(EXERCISE DESCRIPTION) Write out the entries below once more, exactly, with the pictures left out.

[Page and application data records]
--------------------------------

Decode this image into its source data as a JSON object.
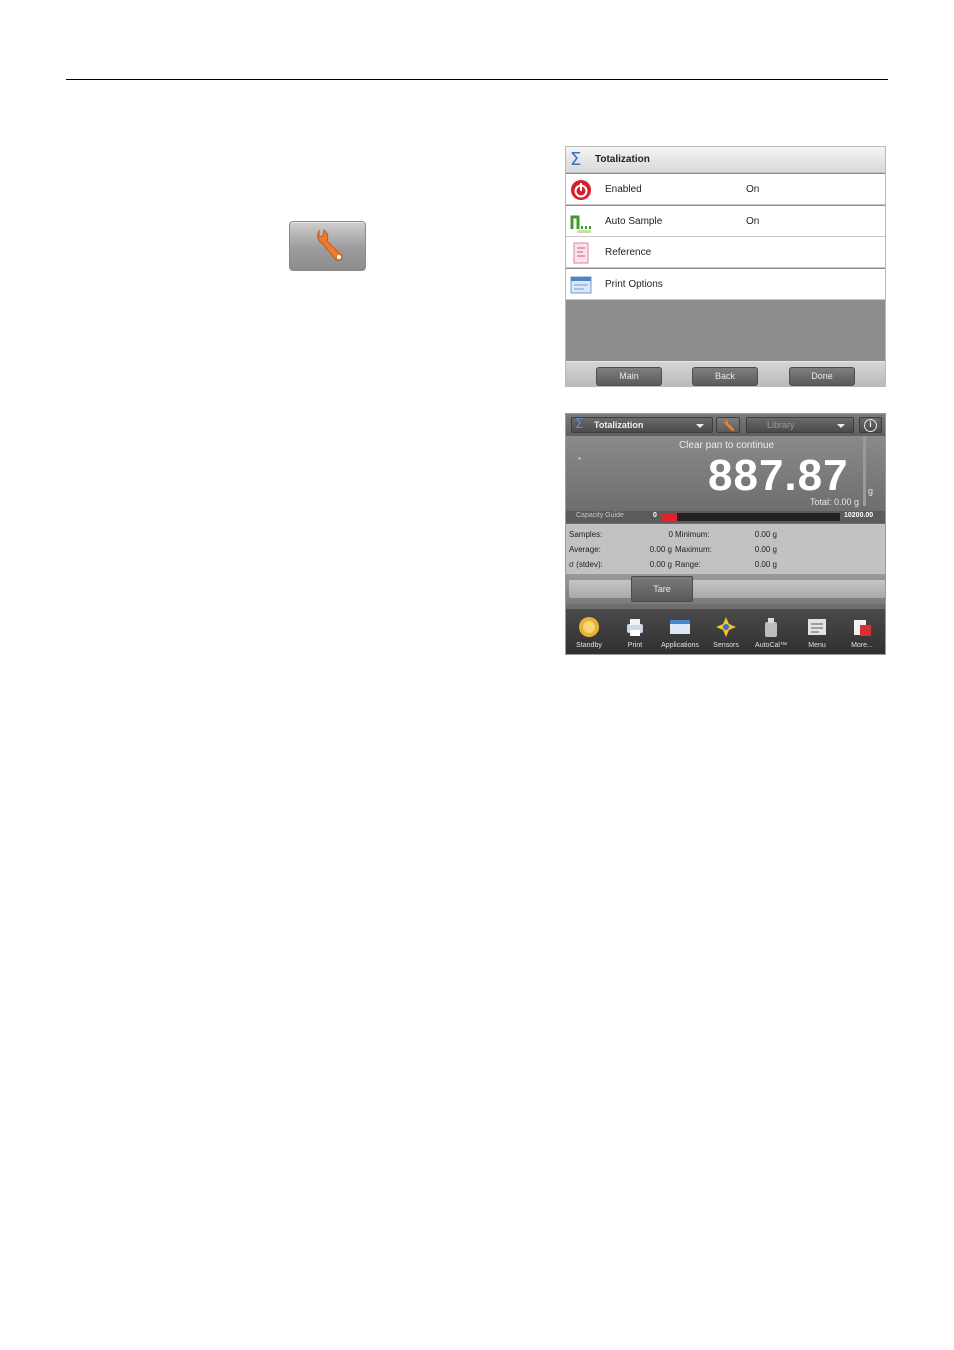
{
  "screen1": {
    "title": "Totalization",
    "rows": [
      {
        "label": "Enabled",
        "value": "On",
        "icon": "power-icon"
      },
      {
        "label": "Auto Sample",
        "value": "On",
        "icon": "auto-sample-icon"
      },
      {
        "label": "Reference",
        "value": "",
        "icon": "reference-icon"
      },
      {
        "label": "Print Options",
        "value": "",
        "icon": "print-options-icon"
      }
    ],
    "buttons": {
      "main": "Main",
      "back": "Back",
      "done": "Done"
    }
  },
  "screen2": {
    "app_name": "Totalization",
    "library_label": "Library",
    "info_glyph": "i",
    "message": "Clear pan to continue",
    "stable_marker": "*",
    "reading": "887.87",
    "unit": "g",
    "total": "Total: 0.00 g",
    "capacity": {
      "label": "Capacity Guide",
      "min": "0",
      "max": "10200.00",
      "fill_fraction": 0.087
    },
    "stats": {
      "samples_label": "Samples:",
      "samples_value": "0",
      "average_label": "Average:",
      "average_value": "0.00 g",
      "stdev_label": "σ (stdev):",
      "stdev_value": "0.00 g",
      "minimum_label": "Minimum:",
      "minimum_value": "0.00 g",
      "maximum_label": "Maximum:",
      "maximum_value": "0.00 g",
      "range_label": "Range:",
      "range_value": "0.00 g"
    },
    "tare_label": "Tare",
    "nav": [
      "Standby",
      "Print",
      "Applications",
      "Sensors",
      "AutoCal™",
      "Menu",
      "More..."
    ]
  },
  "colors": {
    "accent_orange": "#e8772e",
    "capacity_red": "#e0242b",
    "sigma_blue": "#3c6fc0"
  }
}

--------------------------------

(ANSWER TO THIS EXERCISE)
Decode this image into its source data as a JSON object.
{
  "screen1": {
    "title": "Totalization",
    "rows": [
      {
        "label": "Enabled",
        "value": "On",
        "icon": "power-icon"
      },
      {
        "label": "Auto Sample",
        "value": "On",
        "icon": "auto-sample-icon"
      },
      {
        "label": "Reference",
        "value": "",
        "icon": "reference-icon"
      },
      {
        "label": "Print Options",
        "value": "",
        "icon": "print-options-icon"
      }
    ],
    "buttons": {
      "main": "Main",
      "back": "Back",
      "done": "Done"
    }
  },
  "screen2": {
    "app_name": "Totalization",
    "library_label": "Library",
    "info_glyph": "i",
    "message": "Clear pan to continue",
    "stable_marker": "*",
    "reading": "887.87",
    "unit": "g",
    "total": "Total: 0.00 g",
    "capacity": {
      "label": "Capacity Guide",
      "min": "0",
      "max": "10200.00",
      "fill_fraction": 0.087
    },
    "stats": {
      "samples_label": "Samples:",
      "samples_value": "0",
      "average_label": "Average:",
      "average_value": "0.00 g",
      "stdev_label": "σ (stdev):",
      "stdev_value": "0.00 g",
      "minimum_label": "Minimum:",
      "minimum_value": "0.00 g",
      "maximum_label": "Maximum:",
      "maximum_value": "0.00 g",
      "range_label": "Range:",
      "range_value": "0.00 g"
    },
    "tare_label": "Tare",
    "nav": [
      "Standby",
      "Print",
      "Applications",
      "Sensors",
      "AutoCal™",
      "Menu",
      "More..."
    ]
  },
  "colors": {
    "accent_orange": "#e8772e",
    "capacity_red": "#e0242b",
    "sigma_blue": "#3c6fc0"
  }
}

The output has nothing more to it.